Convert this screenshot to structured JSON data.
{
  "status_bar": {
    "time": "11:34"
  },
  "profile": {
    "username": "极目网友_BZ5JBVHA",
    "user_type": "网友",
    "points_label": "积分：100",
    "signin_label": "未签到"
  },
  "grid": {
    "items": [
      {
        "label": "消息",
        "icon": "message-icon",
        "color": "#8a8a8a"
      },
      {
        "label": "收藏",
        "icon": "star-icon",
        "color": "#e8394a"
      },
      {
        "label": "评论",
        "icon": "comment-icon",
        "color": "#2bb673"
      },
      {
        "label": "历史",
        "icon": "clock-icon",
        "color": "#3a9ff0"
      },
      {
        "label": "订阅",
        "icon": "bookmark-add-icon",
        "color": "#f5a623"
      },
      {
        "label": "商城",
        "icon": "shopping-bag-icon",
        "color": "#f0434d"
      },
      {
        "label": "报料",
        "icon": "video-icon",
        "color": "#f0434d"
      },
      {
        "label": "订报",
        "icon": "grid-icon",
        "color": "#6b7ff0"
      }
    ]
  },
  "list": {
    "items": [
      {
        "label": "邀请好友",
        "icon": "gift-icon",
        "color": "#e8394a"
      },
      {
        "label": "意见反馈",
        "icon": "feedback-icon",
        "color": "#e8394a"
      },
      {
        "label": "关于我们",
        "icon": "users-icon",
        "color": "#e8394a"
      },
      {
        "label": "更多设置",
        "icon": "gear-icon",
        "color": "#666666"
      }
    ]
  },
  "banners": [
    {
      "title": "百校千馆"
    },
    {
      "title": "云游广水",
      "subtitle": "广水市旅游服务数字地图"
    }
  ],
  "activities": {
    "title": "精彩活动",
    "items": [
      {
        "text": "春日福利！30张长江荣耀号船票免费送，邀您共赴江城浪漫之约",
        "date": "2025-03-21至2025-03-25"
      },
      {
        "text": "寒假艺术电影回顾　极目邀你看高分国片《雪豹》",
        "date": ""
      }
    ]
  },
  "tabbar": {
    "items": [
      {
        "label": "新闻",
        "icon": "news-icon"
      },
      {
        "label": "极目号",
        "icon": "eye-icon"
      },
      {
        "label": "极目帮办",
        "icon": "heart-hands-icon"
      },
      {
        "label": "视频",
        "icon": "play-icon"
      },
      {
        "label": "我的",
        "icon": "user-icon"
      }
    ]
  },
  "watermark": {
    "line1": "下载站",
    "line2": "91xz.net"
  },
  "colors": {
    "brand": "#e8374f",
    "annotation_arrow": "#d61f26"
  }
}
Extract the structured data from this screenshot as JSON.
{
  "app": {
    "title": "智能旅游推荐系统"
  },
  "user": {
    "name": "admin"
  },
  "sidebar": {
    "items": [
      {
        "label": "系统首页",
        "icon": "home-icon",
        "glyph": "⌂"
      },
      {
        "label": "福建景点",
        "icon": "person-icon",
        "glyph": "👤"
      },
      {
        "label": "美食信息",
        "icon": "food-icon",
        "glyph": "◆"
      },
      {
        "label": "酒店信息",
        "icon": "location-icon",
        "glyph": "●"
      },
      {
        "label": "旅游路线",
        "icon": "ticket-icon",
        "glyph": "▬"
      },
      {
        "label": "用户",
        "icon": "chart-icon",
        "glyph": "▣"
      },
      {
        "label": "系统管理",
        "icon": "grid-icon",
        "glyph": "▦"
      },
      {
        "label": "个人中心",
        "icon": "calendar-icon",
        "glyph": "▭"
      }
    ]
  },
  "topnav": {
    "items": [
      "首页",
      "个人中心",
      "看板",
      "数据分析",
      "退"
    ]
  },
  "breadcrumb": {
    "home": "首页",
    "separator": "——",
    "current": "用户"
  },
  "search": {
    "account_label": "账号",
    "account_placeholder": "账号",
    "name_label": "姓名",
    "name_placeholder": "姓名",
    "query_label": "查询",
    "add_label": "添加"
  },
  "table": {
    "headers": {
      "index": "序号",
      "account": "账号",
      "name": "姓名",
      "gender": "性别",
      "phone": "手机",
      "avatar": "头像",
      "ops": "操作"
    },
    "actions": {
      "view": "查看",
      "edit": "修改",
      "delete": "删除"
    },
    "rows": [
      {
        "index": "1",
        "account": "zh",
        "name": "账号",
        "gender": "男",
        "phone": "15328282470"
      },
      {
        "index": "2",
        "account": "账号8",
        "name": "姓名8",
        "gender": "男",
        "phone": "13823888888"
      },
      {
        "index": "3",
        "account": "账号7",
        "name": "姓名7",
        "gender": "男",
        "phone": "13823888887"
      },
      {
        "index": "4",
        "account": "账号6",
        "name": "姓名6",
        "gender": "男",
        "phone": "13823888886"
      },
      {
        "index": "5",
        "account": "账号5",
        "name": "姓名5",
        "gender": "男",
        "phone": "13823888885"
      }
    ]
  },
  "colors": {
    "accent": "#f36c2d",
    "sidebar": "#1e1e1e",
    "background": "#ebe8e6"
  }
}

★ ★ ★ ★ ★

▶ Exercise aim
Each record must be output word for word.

▶ Output
Convert this screenshot to structured JSON data.
{
  "status_bar": {
    "time": "11:34"
  },
  "profile": {
    "username": "极目网友_BZ5JBVHA",
    "user_type": "网友",
    "points_label": "积分：100",
    "signin_label": "未签到"
  },
  "grid": {
    "items": [
      {
        "label": "消息",
        "icon": "message-icon",
        "color": "#8a8a8a"
      },
      {
        "label": "收藏",
        "icon": "star-icon",
        "color": "#e8394a"
      },
      {
        "label": "评论",
        "icon": "comment-icon",
        "color": "#2bb673"
      },
      {
        "label": "历史",
        "icon": "clock-icon",
        "color": "#3a9ff0"
      },
      {
        "label": "订阅",
        "icon": "bookmark-add-icon",
        "color": "#f5a623"
      },
      {
        "label": "商城",
        "icon": "shopping-bag-icon",
        "color": "#f0434d"
      },
      {
        "label": "报料",
        "icon": "video-icon",
        "color": "#f0434d"
      },
      {
        "label": "订报",
        "icon": "grid-icon",
        "color": "#6b7ff0"
      }
    ]
  },
  "list": {
    "items": [
      {
        "label": "邀请好友",
        "icon": "gift-icon",
        "color": "#e8394a"
      },
      {
        "label": "意见反馈",
        "icon": "feedback-icon",
        "color": "#e8394a"
      },
      {
        "label": "关于我们",
        "icon": "users-icon",
        "color": "#e8394a"
      },
      {
        "label": "更多设置",
        "icon": "gear-icon",
        "color": "#666666"
      }
    ]
  },
  "banners": [
    {
      "title": "百校千馆"
    },
    {
      "title": "云游广水",
      "subtitle": "广水市旅游服务数字地图"
    }
  ],
  "activities": {
    "title": "精彩活动",
    "items": [
      {
        "text": "春日福利！30张长江荣耀号船票免费送，邀您共赴江城浪漫之约",
        "date": "2025-03-21至2025-03-25"
      },
      {
        "text": "寒假艺术电影回顾　极目邀你看高分国片《雪豹》",
        "date": ""
      }
    ]
  },
  "tabbar": {
    "items": [
      {
        "label": "新闻",
        "icon": "news-icon"
      },
      {
        "label": "极目号",
        "icon": "eye-icon"
      },
      {
        "label": "极目帮办",
        "icon": "heart-hands-icon"
      },
      {
        "label": "视频",
        "icon": "play-icon"
      },
      {
        "label": "我的",
        "icon": "user-icon"
      }
    ]
  },
  "watermark": {
    "line1": "下载站",
    "line2": "91xz.net"
  },
  "colors": {
    "brand": "#e8374f",
    "annotation_arrow": "#d61f26"
  }
}
Extract the structured data from this screenshot as JSON.
{
  "app": {
    "title": "智能旅游推荐系统"
  },
  "user": {
    "name": "admin"
  },
  "sidebar": {
    "items": [
      {
        "label": "系统首页",
        "icon": "home-icon",
        "glyph": "⌂"
      },
      {
        "label": "福建景点",
        "icon": "person-icon",
        "glyph": "👤"
      },
      {
        "label": "美食信息",
        "icon": "food-icon",
        "glyph": "◆"
      },
      {
        "label": "酒店信息",
        "icon": "location-icon",
        "glyph": "●"
      },
      {
        "label": "旅游路线",
        "icon": "ticket-icon",
        "glyph": "▬"
      },
      {
        "label": "用户",
        "icon": "chart-icon",
        "glyph": "▣"
      },
      {
        "label": "系统管理",
        "icon": "grid-icon",
        "glyph": "▦"
      },
      {
        "label": "个人中心",
        "icon": "calendar-icon",
        "glyph": "▭"
      }
    ]
  },
  "topnav": {
    "items": [
      "首页",
      "个人中心",
      "看板",
      "数据分析",
      "退"
    ]
  },
  "breadcrumb": {
    "home": "首页",
    "separator": "——",
    "current": "用户"
  },
  "search": {
    "account_label": "账号",
    "account_placeholder": "账号",
    "name_label": "姓名",
    "name_placeholder": "姓名",
    "query_label": "查询",
    "add_label": "添加"
  },
  "table": {
    "headers": {
      "index": "序号",
      "account": "账号",
      "name": "姓名",
      "gender": "性别",
      "phone": "手机",
      "avatar": "头像",
      "ops": "操作"
    },
    "actions": {
      "view": "查看",
      "edit": "修改",
      "delete": "删除"
    },
    "rows": [
      {
        "index": "1",
        "account": "zh",
        "name": "账号",
        "gender": "男",
        "phone": "15328282470"
      },
      {
        "index": "2",
        "account": "账号8",
        "name": "姓名8",
        "gender": "男",
        "phone": "13823888888"
      },
      {
        "index": "3",
        "account": "账号7",
        "name": "姓名7",
        "gender": "男",
        "phone": "13823888887"
      },
      {
        "index": "4",
        "account": "账号6",
        "name": "姓名6",
        "gender": "男",
        "phone": "13823888886"
      },
      {
        "index": "5",
        "account": "账号5",
        "name": "姓名5",
        "gender": "男",
        "phone": "13823888885"
      }
    ]
  },
  "colors": {
    "accent": "#f36c2d",
    "sidebar": "#1e1e1e",
    "background": "#ebe8e6"
  }
}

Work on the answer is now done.